Reema plans to return to Syria when the war is over. “After graduation a lot of students want to go to Europe. That would be fine for me too if it’s just to do a masters or doctorate, but then I want to go back to Syria and use what I’ve learnt to help my people.” Now four semesters into her course, she is making good progress but says adapting to the Jordanian education system was a challenge. “It’s really difficult for us. Classes are taught in English and the teaching style is different. They also have a lot more exams here.”

Only the brightest stand a chance of securing a scholarship but many young Syrians have seen their grades plummet after missing years of schooling. For, some, it’s too late to catch up. Accountancy student Ibrahim Mohammed, 23, came to Jordan in 2013 with his younger brother Khalil, now 19, who works in a print shop. “He stopped studying when he was 14. He didn’t even have a chance to get his high school certificate,” says Ibrahim.

Attempts to bridge the gap through open and distance learning programmes aren’t always effective. “It’s not a tool that is frequently used in the education environment in the Middle East,” explains Arts.

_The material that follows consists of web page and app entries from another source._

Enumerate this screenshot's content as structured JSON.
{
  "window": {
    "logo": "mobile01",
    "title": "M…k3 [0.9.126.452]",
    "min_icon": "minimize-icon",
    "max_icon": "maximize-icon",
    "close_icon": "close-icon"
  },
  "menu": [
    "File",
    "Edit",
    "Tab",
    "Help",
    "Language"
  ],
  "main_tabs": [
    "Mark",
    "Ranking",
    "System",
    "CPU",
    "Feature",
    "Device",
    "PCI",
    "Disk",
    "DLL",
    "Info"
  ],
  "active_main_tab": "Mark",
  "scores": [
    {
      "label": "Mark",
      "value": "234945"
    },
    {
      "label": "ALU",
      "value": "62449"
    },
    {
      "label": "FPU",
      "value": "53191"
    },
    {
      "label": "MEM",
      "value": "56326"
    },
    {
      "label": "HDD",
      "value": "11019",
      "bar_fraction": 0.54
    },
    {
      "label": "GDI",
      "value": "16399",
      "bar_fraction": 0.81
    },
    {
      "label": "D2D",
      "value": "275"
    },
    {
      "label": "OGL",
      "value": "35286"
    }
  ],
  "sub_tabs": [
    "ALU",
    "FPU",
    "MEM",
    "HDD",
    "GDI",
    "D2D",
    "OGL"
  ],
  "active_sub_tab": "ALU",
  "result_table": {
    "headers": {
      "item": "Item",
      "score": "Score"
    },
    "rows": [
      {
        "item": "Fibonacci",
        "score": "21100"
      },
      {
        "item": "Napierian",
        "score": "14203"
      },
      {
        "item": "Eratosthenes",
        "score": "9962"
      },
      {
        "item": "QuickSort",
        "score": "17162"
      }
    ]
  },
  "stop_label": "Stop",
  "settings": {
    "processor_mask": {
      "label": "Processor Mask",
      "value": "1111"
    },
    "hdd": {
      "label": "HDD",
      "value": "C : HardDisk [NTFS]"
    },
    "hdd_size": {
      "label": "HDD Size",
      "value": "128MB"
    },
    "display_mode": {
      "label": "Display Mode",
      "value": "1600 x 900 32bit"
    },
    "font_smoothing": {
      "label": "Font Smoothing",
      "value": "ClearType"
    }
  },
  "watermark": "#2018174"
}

Refugee students' access to electricity, internet connections, computers and space to study can be in short supply. Moreover, many students seek the escapism that a university education offers. “In our dialogue with parents and students, we often hear the phrase ‘being normal again’,” Arts adds.

Hamzah tries to help fellow students achieve this in his role as representative for the Syrian community at Zarqa University. He and Reema are part of a team that offers advice to new students and support for those from poorer families living in the camps. “There are 900 Syrian students here and each one has a different story of suffering,” says Hamzah, who organises group trips to restaurants and fairgrounds, helping to create a sense of regular student life. “It makes us forget what we are,” explains Reema.

During term time, she prefers to stay with her uncle in Mafraq, a city nearby. It’s hard to study in Za’atari. As soon as the power comes on at 5pm, her brothers switch on the TV, making it difficult to concentrate in the cramped caravan they share. There’s nowhere else to go; the camp is dangerous at night, particularly for young women. It’s even more crowded since the arrival of her baby sister. Reema remembers how her mother sobbed when she learned of the pregnancy, worried about bringing another child into the makeshift world of the camp.

But in five years a lot has changed. “In Syria, I had never left my village; now I feel there is another world to know,” says Reema. Like many Syrian students, she worries about life after university, particularly if they stay in Jordan where employment opportunities remain restricted for Syrian refugees. “It seems like work is forbidden to us Syrians and without a job we can’t take control of our lives. We’re studying hard but with no prospects,” says Hamzah. Few can see beyond graduation. “The future is opaque for us,” he adds, “We’re just living day by day.”

To date, the Jordanian government has issued some 39,000 works permits out of the 200,000 it pledged to make available for Syrians during the London Conference last February. However, with these opportunities built around low-income roles, primarily in the construction, agriculture, and textile manufacture sectors, the way for Syrian university graduates in Jordan still seems barred.

“Jordan is a small country with limited job opportunities,” says Ghaith Rababah Head of Projects & International Cooperation Unit (PICU) at the Ministry of Higher Education & Scientific Research. “Maybe the market will be better able to absorb educated Syrians at a later stage.”

In the meantime, higher education offers young Syrians a semblance of the security and stability their lives otherwise lack, Rababah continues. Given the opportunity to “use their talents for something good”, he adds, young people placed in difficult situations are less likely to fall prey to extremist ideologies and be “tricked into committing terrorist acts".